time to shed some of that weight for the bare essentials.
Now just to be clear,
I'm not about to tell you that full-size notebooks don't have a very useful place in the
world of computing - that would just be insane. Notebooks and subnotebooks exist in
harmony and each class is designed with specific uses in mind. Full-sized notebooks, while portable,
are best used at a desk. Subnotebooks are best for situations where the user
is always moving around, away from both desk and power plug.
Take for example our little silvery NEC UltraLite.
Since it only weighs about 3lbs, and measures a scant 10.4" x 8.3" it is easily
held in one hand while the other is free to type. A full-size notebook
may have a 15" screen, but with its size and weight is damn near difficult
to hold in one hand and type on without being dropped to the floor.
Feel free to test this theory with your own notebook if you like.
Of course the pundits to the emerging
class of sub-notebooks will all bring up the driveless point, and in a way they
are right - a driveless notebook is not that useful when you're far from the
network and need to move some data to or form the hard drive. Lacking a floppy
or a CDROM the notebook looses a lot of its real world usefulness.
However what those legacy folk are missing is the real question.
That question being how often do transfer data to a floppy, or load up a
CD-ROM? More likely than not, if you're in the field you'll find yourself
working madly away on the keyboard with little need for the disc drives. [The
emphasis in that sentence is on WORKING , not watching DVD's,
or reinstalling Office XP on that 20 hour flight to Taipei.]
And therein lies the beauty of the sub-notebook formfactor. In its most essential configuration the notebook is
trimmed down to just a display, a keyboard, a hard drive, and a
few vital data ports. The end result is incredibly compact, lightweight, highly portable
and expandable. When drives are needed they can be added by simply connecting a
USB cable. When they aren't, you needn't lug around the extra weight.
Japanese consumers have flocked to the subnotebook formfactor,
and as a result there are many different notebooks available on the market
there. North American users are really only now starting to see the added versatility
and benefits of the subnotebook. Now this isn't to say that full-sized
notebooks are going the way of the dodo, as that is hardly true,
rather it is more akin to choosing the right tool for the
right job.

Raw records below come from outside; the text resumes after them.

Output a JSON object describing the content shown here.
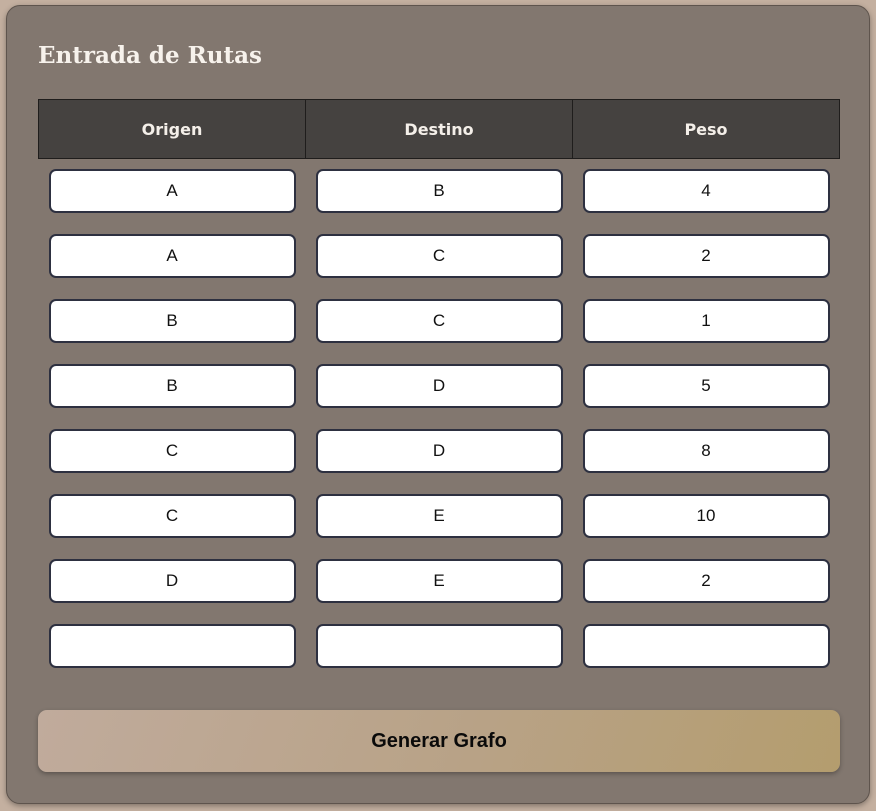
{
  "title": "Entrada de Rutas",
  "table": {
    "headers": [
      "Origen",
      "Destino",
      "Peso"
    ],
    "rows": [
      [
        "A",
        "B",
        "4"
      ],
      [
        "A",
        "C",
        "2"
      ],
      [
        "B",
        "C",
        "1"
      ],
      [
        "B",
        "D",
        "5"
      ],
      [
        "C",
        "D",
        "8"
      ],
      [
        "C",
        "E",
        "10"
      ],
      [
        "D",
        "E",
        "2"
      ],
      [
        "",
        "",
        ""
      ]
    ]
  },
  "button": {
    "label": "Generar Grafo"
  }
}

And in that same sense, the Crusoe processor is inherently the better
processor for this formfactor. Its' light power requirements and low thermal outputs are optimal
for subnotebooks where the key features are lightweight and longer battery life.